Saturday, 1 August 2009

An experiment in blogger self-organised research...

Right... inspired by the fact that Lord Myners is still pushing for reform I'm going to try a research experiment via this here blog in respect of ownership activity carried out by the City in the run-up to the crisis. My challenge to anyone reading this is to see if they can find out how the people investing YOUR assets exercised voting rights at the banks in 2008.

To do this you will need to find out which asset manager(s) is responsible for investing your money, be it in a pension fund, ISA or whatever. Once you have got the name of the asset manager you need to look for the section on their website (if they have one!) dealing with corporate governance. Sometimes you'll find this under the 'about us' header, sometimes it will be in a section about 'responsible investment'. 

Once you find the right area you want to look for voting data. Some managers provide one big report for the year, some by quarter, and some by month. And some of course report nothing at all. If the data is produced in a PDF format you should be able to search for the bank names. All the bank AGMs took place in April and May last year so you need to look for those months if it's a monthly disclosure, or Q2 if it's done by quarter. 

I'd suggest looking for Alliance & Leicester (still listed last year), Barclays, HBOS, HSBC, Lloyds and RBS. (You could add Standard Chartered, which is also UK-listed but its business is overseas.) If you want to make it really simple, just note down the resolutions that your manager opposed at the 2008 AGMs (if any). If you want to do a bit more digging you could also try and find out how they voted on the RBS takeover of ABN Amro in 2007, and the AGMs in 2007 in general. And don't forget - if you can't find any data log that as well, because the industry claims that it's done a great job in respect of transparency...

Then post the results of your research on your blog and let me know you have done it by posting a comment on this post.
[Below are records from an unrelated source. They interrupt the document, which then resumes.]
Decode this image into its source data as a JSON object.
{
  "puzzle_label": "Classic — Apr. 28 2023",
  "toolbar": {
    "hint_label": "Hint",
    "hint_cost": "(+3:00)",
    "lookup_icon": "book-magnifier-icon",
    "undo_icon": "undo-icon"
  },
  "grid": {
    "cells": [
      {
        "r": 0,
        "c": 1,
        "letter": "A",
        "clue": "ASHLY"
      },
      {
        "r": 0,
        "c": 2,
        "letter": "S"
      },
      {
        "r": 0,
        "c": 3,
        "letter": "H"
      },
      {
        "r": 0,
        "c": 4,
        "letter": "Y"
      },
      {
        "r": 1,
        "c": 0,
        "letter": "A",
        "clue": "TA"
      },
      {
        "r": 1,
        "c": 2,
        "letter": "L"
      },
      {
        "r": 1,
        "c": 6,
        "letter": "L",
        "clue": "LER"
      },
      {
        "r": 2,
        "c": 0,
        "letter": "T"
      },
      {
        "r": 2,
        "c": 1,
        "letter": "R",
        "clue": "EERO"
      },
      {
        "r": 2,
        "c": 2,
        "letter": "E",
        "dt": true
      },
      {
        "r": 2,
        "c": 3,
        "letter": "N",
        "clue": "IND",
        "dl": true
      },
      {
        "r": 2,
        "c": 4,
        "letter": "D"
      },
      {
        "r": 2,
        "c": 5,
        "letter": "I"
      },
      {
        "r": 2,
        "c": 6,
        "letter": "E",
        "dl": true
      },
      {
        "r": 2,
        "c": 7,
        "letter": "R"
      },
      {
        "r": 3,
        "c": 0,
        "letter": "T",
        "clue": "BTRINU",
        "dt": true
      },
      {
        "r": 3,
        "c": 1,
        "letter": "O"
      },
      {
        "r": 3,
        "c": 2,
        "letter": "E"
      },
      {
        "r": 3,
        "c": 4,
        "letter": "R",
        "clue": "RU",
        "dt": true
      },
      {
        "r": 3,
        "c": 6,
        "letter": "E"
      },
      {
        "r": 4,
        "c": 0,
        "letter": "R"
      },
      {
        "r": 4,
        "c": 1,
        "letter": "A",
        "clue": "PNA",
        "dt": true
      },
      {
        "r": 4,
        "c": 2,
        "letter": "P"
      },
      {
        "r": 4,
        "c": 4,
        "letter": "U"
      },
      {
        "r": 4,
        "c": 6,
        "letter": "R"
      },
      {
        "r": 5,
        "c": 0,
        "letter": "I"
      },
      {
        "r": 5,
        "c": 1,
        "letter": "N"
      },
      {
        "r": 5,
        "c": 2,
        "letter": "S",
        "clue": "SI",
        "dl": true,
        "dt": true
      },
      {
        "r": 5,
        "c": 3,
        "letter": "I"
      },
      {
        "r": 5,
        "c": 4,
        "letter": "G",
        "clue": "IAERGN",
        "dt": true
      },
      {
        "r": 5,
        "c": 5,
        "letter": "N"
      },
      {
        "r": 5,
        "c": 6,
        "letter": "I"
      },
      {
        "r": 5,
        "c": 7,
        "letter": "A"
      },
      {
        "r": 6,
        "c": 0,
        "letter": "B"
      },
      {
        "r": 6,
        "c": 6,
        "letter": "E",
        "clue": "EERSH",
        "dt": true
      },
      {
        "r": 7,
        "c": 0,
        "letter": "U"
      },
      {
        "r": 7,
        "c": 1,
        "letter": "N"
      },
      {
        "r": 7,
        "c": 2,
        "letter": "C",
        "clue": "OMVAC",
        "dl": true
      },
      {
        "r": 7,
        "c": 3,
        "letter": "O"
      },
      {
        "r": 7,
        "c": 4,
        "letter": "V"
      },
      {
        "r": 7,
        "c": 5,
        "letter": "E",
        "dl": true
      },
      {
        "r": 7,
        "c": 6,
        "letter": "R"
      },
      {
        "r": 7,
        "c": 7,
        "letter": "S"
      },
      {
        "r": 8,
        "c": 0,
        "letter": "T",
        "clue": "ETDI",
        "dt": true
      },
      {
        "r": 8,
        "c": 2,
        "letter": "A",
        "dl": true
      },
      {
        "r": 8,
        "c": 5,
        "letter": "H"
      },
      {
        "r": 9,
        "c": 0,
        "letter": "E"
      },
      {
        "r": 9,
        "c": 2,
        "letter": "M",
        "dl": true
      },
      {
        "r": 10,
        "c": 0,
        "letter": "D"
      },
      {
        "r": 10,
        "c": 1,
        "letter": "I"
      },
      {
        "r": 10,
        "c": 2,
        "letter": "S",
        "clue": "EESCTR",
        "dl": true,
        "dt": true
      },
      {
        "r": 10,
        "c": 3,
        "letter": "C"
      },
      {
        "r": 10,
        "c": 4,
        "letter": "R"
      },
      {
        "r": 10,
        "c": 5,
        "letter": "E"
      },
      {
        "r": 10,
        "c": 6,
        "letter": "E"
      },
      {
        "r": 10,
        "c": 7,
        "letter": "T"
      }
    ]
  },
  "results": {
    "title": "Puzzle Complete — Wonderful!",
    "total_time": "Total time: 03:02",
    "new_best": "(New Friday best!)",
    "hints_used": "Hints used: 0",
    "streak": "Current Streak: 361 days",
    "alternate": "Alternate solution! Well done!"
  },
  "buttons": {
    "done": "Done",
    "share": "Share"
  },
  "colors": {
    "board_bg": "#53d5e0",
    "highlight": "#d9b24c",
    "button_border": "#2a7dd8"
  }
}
I will aggregate links to all posts put up by bloggers who have done the research, and I'll try and persuade Mrs P (a designer you see) to create little button for everyone who participates (Hero of Financial Research First Class or summat like that).
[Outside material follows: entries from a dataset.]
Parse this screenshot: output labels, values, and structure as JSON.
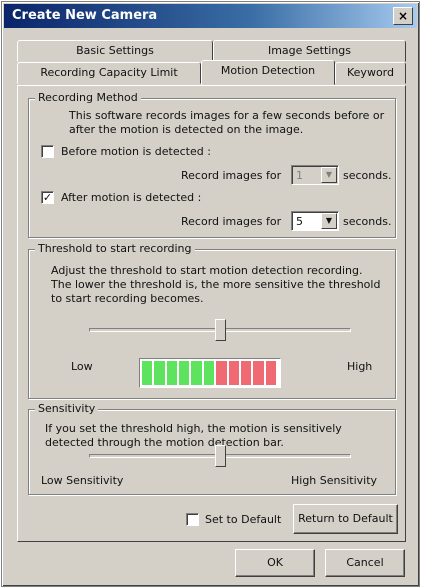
{
  "window": {
    "title": "Create New Camera",
    "close_glyph": "×"
  },
  "tabs": {
    "back_row": [
      "Basic Settings",
      "Image Settings"
    ],
    "front_row": [
      "Recording Capacity Limit",
      "Motion Detection",
      "Keyword"
    ],
    "active": "Motion Detection"
  },
  "recording_method": {
    "title": "Recording Method",
    "description": "This software records images for a few seconds before or after the motion is detected on the image.",
    "before": {
      "label": "Before motion is detected :",
      "checked": false,
      "check_glyph": "",
      "record_label": "Record images for",
      "value": "1",
      "unit": "seconds."
    },
    "after": {
      "label": "After motion is detected :",
      "checked": true,
      "check_glyph": "✓",
      "record_label": "Record images for",
      "value": "5",
      "unit": "seconds."
    }
  },
  "threshold": {
    "title": "Threshold to start recording",
    "description": "Adjust the threshold to start motion detection recording. The lower the threshold is, the more sensitive the threshold to start recording becomes.",
    "low_label": "Low",
    "high_label": "High",
    "level": 0.5,
    "meter": {
      "green_segments": 6,
      "red_segments": 5,
      "green": "#5ee35e",
      "red": "#ef6a72"
    }
  },
  "sensitivity": {
    "title": "Sensitivity",
    "description": "If you set the threshold high, the motion is sensitively detected through the motion detection bar.",
    "low_label": "Low Sensitivity",
    "high_label": "High Sensitivity",
    "level": 0.5
  },
  "defaults": {
    "set_label": "Set to Default",
    "set_checked": false,
    "return_label": "Return to Default"
  },
  "buttons": {
    "ok": "OK",
    "cancel": "Cancel"
  },
  "icons": {
    "dropdown": "▼",
    "close": "close-icon"
  }
}
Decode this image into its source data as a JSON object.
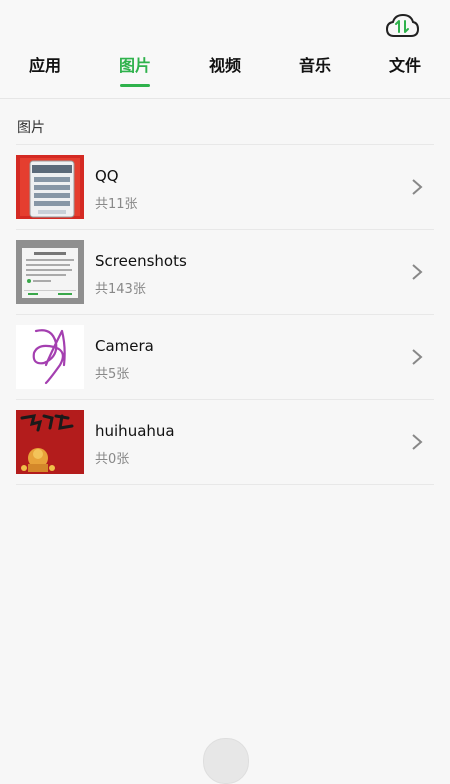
{
  "tabs": [
    {
      "label": "应用",
      "active": false
    },
    {
      "label": "图片",
      "active": true
    },
    {
      "label": "视频",
      "active": false
    },
    {
      "label": "音乐",
      "active": false
    },
    {
      "label": "文件",
      "active": false
    }
  ],
  "colors": {
    "accent": "#2fb24c",
    "text": "#111111",
    "muted": "#888888"
  },
  "section_title": "图片",
  "albums": [
    {
      "name": "QQ",
      "count": "共11张",
      "thumb_icon": "qq-thumbnail"
    },
    {
      "name": "Screenshots",
      "count": "共143张",
      "thumb_icon": "screenshot-thumbnail"
    },
    {
      "name": "Camera",
      "count": "共5张",
      "thumb_icon": "camera-scribble-thumbnail"
    },
    {
      "name": "huihuahua",
      "count": "共0张",
      "thumb_icon": "red-poster-thumbnail"
    }
  ],
  "icons": {
    "sync": "cloud-sync-icon",
    "chevron": "chevron-right-icon"
  }
}
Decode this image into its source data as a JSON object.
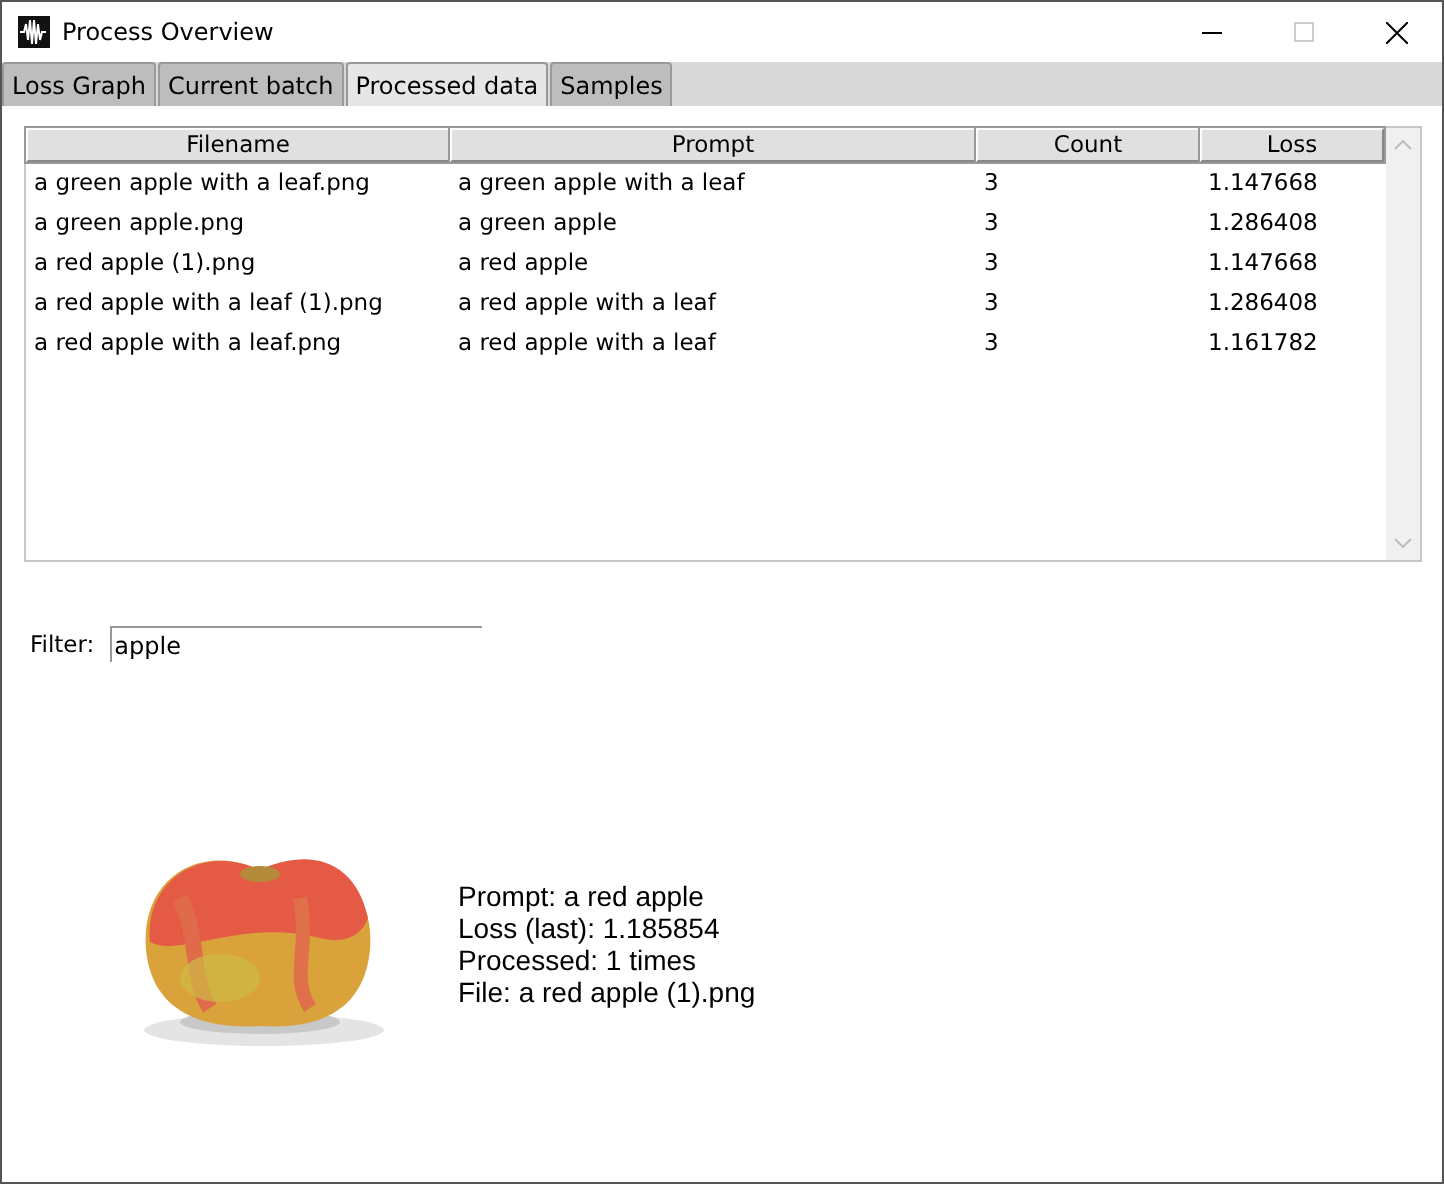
{
  "window": {
    "title": "Process Overview"
  },
  "tabs": [
    {
      "label": "Loss Graph",
      "selected": false
    },
    {
      "label": "Current batch",
      "selected": false
    },
    {
      "label": "Processed data",
      "selected": true
    },
    {
      "label": "Samples",
      "selected": false
    }
  ],
  "table": {
    "columns": [
      "Filename",
      "Prompt",
      "Count",
      "Loss"
    ],
    "rows": [
      [
        "a green apple with a leaf.png",
        "a green apple with a leaf",
        "3",
        "1.147668"
      ],
      [
        "a green apple.png",
        "a green apple",
        "3",
        "1.286408"
      ],
      [
        "a red apple (1).png",
        "a red apple",
        "3",
        "1.147668"
      ],
      [
        "a red apple with a leaf (1).png",
        "a red apple with a leaf",
        "3",
        "1.286408"
      ],
      [
        "a red apple with a leaf.png",
        "a red apple with a leaf",
        "3",
        "1.161782"
      ]
    ]
  },
  "filter": {
    "label": "Filter:",
    "value": "apple"
  },
  "preview": {
    "kind": "picture"
  },
  "details": [
    "Prompt: a red apple",
    "Loss (last): 1.185854",
    "Processed: 1 times",
    "File: a red apple (1).png"
  ]
}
So to get you started, here's my own initial research.

1. The DC pension scheme I am a member is run by the insurer Axa, and the assets invested by Axa Investment Managers. Actually Axa has some good folks working for it, and has a responsible investment team and a dedicated section on its website. But it only discloses very limited data on voting - headline statistics (PDF). So I am unable to identify to find out from their public reporting how they exercised ownership in respect of the banks. 
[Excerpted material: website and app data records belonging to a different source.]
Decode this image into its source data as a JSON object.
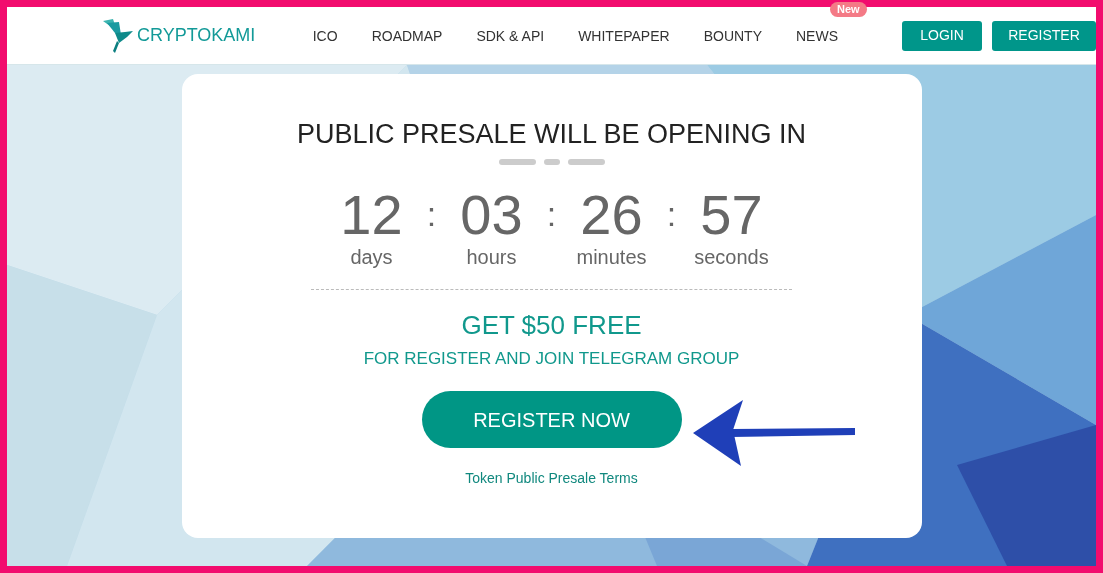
{
  "header": {
    "logo": "CRYPTOKAMI",
    "nav": [
      {
        "label": "ICO"
      },
      {
        "label": "ROADMAP"
      },
      {
        "label": "SDK & API"
      },
      {
        "label": "WHITEPAPER"
      },
      {
        "label": "BOUNTY"
      },
      {
        "label": "NEWS",
        "badge": "New"
      }
    ],
    "buttons": [
      "LOGIN",
      "REGISTER"
    ]
  },
  "card": {
    "title": "PUBLIC PRESALE WILL BE OPENING IN",
    "countdown": [
      {
        "value": "12",
        "unit": "days"
      },
      {
        "value": "03",
        "unit": "hours"
      },
      {
        "value": "26",
        "unit": "minutes"
      },
      {
        "value": "57",
        "unit": "seconds"
      }
    ],
    "separator": ":",
    "offer": "GET $50 FREE",
    "offer_subtitle": "FOR REGISTER AND JOIN TELEGRAM GROUP",
    "cta": "REGISTER NOW",
    "terms_link": "Token Public Presale Terms"
  }
}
2. Some of our ISA is invested with Gartmore (Paul Myners' old mob actually). I can't even find a corporate governance section on their website from a quick trawl, so no data there apparently.

3. A bit more of our ISA is with Black Rock. It has an SRI docs section here, and a statistical breakdown of votes here (PDF). But because it's just headline stats I can't identify how they voted at the banks either. 

So that's 0 out of 3 for the people who invest my money. Can you do any better?

Governance reform: let's have another go

Just when I was losing faith in the Government's sense of direction in respect of financial reform, Paul Myners has stoked things up again. He suggests that Walker hasn't gone far enough (!) and floats the idea that there could be differential voting rights for shareholders, with those in it for the long term having more influence.

This latter argument will be controversial with some investors, who are very attached to the principle of 'one share, one vote'. But the EU looked at this issue and found now evidence that one share one vote leads to better outcomes. And if such a reform did lead to a more long-term approach on the part of least some big investors, maybe it is a principle worth conceding.

He also suggested that Fred Goodwin should do charity work!

Let's hope this means that there is still scope to push the Walker Review in a more reformist direction.

PS - The actual interview on the Beeb is here.